RECORDED DATA:
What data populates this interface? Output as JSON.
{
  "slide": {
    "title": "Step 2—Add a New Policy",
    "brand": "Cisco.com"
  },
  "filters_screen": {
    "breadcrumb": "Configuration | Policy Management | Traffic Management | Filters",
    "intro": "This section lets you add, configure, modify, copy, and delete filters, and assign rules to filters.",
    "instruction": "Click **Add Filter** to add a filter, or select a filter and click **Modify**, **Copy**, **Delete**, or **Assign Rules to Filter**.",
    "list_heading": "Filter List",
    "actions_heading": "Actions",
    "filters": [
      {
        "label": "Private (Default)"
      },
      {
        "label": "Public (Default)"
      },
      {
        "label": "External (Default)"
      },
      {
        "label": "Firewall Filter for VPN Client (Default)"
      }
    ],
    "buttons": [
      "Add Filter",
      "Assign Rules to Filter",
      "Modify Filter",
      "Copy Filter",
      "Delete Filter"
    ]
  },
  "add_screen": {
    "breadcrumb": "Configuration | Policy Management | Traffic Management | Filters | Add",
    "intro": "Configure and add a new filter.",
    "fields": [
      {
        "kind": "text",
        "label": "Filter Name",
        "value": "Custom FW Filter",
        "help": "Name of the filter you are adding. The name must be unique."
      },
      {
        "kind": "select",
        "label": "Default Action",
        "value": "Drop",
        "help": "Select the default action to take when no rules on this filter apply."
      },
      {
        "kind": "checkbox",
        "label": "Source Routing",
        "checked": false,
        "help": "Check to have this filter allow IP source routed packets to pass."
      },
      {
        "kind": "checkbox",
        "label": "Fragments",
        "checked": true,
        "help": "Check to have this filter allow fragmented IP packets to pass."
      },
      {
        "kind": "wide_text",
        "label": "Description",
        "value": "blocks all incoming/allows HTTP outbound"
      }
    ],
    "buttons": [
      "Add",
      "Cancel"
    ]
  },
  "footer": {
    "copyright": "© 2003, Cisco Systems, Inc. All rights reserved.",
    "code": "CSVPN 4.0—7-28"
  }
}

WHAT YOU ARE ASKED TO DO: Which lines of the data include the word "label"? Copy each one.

RESPONSE TO THIS TASK:
        "label": "Private (Default)"
        "label": "Public (Default)"
        "label": "External (Default)"
        "label": "Firewall Filter for VPN Client (Default)"
        "label": "Filter Name",
        "label": "Default Action",
        "label": "Source Routing",
        "label": "Fragments",
        "label": "Description",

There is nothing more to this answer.